There are certainly gains to be had, but whether it’s worth the risk is debatable. A 30% overclock looks great on the surface, but it only translated to an 11-17% increase in fps/ratings. The biggest problem with this (and with overclocking in general) is that it helps the most when your frame rate is already high. If you’re dancing around low FPS numbers it doesn’t amount to much. A game that pulls 100FPS won’t look much better at 111FPS (even though it’s an 11FPS increase), and a game running at a painful 20 FPS isn’t going to seem magically better at 22 FPS (even though it’s an 11% increase).

On top of that, it’s very high risk. If you kill a $100 video card in a regular machine, you can just buy a new video card – maybe even a faster one. If you kill the mobile GPU in your laptop (or iMac), it’s going to cost you a fortune to get it replaced, and you usually don’t have the option of a faster one.

That said, those were my results. If you’ve got the 5730m and are considering overclocking it, hopefully the results above help you. Note however that if you’re using a laptop, you might have much higher temps than I did (and hit an overclocking ceiling or a “disaster zone” much earlier), since laptops generally have poor cooling capabilities, whereas the iMac I was using is essentially one massive aluminum heatsink. Depending on the manufacturer, your chip might be clocked differently, or at a different voltage. Definitely test at your own rate – don’t simply plug in my final numbers and cross your fingers – slow incremental changes are best.

Rather than going for a maximum overclock, you might want to simply stop once you’ve gone far enough that you’re content with your gains.
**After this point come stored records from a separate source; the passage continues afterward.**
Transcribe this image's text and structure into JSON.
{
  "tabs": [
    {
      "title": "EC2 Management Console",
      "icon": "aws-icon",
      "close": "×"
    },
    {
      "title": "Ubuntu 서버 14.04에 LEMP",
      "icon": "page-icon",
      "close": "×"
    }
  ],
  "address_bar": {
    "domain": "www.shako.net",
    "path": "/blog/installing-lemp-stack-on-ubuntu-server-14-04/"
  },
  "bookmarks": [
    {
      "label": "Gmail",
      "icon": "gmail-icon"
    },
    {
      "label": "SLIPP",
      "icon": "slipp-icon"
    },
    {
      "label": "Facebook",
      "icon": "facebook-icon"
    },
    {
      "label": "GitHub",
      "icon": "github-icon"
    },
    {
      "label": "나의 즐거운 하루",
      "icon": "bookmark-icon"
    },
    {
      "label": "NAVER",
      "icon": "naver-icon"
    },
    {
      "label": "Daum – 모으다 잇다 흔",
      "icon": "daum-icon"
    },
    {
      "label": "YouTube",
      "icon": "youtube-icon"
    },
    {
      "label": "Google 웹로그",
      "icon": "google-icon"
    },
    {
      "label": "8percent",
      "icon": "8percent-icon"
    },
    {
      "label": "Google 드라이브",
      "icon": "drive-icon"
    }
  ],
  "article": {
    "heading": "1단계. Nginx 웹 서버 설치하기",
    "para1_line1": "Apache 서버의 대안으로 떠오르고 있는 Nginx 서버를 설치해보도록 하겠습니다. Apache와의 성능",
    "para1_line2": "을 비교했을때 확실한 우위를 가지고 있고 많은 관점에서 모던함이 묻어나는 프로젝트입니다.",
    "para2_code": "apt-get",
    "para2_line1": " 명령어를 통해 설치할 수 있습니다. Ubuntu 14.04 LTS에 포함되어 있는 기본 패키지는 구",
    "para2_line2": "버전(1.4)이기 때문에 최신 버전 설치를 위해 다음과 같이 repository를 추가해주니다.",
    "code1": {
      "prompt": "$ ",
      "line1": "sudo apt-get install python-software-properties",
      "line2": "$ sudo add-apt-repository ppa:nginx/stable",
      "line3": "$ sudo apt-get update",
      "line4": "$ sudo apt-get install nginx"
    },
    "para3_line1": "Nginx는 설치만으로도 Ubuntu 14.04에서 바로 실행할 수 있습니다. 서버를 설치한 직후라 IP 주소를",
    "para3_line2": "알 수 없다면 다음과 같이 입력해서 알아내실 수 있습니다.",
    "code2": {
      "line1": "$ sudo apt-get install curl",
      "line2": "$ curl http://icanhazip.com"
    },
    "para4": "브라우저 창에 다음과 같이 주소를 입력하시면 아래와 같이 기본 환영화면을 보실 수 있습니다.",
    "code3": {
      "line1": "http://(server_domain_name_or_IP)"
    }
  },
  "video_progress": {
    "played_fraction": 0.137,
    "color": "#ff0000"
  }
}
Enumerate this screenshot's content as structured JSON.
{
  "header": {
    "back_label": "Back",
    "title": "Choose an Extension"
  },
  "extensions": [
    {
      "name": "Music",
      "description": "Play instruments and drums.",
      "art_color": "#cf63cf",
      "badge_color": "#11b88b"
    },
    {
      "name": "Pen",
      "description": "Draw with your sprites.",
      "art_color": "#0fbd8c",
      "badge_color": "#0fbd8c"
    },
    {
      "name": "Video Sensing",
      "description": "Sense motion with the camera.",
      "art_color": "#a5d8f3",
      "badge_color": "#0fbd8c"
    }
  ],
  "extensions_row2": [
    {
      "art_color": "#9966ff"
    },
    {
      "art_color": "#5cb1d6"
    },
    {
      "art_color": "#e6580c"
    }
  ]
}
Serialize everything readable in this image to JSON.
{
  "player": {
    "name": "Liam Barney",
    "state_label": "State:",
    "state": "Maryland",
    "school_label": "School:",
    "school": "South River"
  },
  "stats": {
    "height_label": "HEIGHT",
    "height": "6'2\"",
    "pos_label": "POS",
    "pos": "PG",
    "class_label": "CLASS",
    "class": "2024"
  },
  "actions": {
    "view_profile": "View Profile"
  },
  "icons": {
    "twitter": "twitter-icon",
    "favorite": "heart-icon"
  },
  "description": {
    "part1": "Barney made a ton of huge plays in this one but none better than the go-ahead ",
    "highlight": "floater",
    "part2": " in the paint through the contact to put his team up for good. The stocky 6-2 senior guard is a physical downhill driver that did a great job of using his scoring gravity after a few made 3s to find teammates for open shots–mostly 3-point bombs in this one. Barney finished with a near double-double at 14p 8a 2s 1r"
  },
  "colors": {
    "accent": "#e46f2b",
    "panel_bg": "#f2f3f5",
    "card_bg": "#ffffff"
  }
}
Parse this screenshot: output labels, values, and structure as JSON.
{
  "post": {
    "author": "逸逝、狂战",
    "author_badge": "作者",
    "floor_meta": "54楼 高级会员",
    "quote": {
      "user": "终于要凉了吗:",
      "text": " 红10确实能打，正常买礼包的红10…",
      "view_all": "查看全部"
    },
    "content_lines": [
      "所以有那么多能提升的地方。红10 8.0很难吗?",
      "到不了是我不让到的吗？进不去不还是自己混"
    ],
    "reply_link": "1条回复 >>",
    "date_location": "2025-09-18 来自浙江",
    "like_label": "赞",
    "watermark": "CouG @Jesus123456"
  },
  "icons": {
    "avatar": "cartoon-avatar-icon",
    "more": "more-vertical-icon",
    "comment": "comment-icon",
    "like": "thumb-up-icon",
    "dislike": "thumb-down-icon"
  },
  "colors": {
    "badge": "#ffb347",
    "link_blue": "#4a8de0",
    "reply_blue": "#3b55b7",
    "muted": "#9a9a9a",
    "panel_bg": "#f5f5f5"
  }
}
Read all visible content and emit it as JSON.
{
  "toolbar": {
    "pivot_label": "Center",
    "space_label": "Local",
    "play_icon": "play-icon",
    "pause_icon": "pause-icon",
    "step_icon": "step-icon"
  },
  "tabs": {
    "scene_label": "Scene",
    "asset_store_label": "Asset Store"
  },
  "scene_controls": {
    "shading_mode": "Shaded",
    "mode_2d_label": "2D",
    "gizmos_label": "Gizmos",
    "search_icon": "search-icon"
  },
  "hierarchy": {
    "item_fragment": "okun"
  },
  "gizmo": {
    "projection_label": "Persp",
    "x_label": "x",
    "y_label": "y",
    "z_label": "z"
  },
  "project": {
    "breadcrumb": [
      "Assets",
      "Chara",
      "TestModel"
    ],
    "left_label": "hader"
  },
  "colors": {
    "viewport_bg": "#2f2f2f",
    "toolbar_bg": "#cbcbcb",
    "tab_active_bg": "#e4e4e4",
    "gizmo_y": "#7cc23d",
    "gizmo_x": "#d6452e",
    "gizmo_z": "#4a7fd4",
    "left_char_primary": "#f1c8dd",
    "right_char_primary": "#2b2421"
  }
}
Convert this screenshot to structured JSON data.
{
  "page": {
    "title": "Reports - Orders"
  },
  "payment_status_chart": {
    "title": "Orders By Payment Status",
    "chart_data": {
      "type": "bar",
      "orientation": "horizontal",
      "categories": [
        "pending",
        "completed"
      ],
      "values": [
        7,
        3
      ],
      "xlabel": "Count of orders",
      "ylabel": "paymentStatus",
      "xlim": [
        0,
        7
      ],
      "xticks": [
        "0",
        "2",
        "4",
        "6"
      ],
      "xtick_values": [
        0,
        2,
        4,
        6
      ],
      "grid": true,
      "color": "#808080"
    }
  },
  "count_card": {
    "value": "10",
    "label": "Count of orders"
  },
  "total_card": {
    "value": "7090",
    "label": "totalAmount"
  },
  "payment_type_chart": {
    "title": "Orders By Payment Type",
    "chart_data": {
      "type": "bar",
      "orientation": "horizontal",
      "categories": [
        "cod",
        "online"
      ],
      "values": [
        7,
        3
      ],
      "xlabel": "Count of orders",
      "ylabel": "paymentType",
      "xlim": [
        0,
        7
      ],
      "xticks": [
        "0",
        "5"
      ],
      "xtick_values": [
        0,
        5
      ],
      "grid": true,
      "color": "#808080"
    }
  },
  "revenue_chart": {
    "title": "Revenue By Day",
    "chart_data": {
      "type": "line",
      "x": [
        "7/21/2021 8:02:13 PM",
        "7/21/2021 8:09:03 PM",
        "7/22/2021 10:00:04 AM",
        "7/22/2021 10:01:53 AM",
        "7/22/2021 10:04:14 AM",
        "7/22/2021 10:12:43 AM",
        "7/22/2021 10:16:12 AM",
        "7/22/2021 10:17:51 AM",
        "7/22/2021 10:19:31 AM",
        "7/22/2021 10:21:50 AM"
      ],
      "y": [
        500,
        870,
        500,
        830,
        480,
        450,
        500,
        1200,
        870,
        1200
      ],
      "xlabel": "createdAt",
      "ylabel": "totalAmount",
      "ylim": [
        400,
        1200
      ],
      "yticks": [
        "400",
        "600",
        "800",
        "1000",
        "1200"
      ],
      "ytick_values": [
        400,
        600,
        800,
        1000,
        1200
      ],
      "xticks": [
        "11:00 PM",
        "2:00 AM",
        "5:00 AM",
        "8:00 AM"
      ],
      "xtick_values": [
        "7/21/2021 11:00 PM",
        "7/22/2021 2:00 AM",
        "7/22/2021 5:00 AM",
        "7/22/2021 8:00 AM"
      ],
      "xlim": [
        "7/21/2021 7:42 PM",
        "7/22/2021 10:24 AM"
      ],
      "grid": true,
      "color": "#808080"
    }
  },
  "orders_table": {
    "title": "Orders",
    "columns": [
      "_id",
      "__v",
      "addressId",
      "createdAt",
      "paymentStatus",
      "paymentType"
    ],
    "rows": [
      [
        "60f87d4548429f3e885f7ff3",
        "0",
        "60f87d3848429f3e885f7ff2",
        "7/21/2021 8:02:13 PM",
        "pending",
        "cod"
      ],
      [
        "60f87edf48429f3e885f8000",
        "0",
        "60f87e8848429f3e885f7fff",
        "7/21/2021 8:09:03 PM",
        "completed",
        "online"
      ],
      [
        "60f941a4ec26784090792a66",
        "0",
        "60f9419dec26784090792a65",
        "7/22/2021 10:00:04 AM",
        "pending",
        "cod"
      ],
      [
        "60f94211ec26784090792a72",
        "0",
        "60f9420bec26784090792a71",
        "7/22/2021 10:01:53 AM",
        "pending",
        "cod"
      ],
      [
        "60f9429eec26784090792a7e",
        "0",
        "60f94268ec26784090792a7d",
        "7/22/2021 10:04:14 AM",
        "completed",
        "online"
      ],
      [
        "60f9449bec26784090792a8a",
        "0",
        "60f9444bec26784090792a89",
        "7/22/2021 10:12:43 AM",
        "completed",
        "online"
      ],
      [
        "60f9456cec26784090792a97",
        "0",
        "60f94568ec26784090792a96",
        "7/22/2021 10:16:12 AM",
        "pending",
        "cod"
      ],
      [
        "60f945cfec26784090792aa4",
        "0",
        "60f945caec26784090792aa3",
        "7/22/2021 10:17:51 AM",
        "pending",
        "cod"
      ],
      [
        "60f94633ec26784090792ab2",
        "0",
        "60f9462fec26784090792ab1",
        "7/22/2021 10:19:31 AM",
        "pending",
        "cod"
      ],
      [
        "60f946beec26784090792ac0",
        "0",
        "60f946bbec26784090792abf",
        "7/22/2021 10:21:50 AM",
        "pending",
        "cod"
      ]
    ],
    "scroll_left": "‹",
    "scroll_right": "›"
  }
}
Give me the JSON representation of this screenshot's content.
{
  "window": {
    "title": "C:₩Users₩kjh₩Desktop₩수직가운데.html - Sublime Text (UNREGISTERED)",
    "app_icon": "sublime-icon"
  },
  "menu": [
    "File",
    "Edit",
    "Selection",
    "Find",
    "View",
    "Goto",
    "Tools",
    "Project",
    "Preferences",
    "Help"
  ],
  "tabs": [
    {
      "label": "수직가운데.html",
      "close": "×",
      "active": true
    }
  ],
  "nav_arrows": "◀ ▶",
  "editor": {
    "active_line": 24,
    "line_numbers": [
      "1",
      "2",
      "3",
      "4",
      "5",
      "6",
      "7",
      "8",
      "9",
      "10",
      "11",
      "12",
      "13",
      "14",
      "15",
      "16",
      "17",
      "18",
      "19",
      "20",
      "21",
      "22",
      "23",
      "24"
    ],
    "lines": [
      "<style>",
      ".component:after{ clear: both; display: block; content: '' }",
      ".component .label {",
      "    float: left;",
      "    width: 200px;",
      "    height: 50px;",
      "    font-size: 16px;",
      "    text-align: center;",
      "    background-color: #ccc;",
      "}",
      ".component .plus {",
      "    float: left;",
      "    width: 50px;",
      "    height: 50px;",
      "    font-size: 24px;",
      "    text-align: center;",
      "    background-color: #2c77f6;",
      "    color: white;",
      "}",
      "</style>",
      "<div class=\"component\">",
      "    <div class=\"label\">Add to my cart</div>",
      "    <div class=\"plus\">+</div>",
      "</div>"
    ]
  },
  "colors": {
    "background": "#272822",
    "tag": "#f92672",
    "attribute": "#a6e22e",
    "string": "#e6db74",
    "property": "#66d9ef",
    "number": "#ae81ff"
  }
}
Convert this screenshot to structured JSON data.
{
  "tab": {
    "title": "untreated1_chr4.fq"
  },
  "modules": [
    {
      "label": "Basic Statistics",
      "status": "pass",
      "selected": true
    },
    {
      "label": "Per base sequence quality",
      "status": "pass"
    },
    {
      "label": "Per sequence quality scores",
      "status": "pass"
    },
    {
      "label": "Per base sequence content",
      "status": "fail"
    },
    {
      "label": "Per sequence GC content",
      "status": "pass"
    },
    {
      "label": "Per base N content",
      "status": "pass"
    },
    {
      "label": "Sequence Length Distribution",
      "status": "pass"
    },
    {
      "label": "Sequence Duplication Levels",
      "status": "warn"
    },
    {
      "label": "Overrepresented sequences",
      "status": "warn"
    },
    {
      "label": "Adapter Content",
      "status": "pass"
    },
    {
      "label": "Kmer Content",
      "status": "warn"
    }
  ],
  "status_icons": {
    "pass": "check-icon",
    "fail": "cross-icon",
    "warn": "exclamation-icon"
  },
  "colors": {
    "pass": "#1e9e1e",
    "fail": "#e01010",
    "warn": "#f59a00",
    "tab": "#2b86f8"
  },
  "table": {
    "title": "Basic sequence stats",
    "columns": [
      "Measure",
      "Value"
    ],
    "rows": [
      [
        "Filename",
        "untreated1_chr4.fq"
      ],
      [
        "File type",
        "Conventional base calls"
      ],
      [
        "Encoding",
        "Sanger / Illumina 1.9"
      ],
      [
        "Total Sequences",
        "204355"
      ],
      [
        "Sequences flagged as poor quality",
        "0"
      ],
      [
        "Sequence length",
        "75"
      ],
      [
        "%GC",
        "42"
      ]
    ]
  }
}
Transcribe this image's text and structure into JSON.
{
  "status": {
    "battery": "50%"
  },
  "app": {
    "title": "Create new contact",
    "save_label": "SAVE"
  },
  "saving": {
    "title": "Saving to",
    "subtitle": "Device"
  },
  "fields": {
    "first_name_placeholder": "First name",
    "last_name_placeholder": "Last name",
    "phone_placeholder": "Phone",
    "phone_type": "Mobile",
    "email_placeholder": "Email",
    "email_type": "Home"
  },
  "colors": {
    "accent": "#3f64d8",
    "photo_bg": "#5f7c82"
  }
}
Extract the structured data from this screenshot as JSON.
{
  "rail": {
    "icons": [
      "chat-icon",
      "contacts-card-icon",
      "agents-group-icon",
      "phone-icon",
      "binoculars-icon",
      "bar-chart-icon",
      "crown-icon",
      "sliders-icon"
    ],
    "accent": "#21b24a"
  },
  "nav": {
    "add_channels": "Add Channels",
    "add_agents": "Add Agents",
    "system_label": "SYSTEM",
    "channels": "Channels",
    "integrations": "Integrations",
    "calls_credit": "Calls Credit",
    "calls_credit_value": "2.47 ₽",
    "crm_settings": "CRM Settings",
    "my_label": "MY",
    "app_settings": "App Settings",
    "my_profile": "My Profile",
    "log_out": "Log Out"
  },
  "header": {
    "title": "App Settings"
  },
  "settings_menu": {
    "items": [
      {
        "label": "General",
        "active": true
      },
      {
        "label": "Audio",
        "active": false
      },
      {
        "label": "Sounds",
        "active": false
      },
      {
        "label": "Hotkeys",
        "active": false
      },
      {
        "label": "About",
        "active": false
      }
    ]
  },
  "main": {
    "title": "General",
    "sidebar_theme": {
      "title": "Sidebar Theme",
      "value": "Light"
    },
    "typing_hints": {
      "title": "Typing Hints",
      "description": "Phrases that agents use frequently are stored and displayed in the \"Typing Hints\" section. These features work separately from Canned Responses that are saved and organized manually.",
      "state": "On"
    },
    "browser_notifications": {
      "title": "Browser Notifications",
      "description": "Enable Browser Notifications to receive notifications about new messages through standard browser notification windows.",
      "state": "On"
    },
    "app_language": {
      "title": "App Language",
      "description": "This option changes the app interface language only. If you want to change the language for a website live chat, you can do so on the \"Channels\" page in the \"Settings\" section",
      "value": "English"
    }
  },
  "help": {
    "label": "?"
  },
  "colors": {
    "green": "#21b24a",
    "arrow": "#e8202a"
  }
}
After all, while you’ll often see temporary indications that you’ve overclocked too far, there are other times that you quickly find out your GPU just lost a permanent game of russian roulette.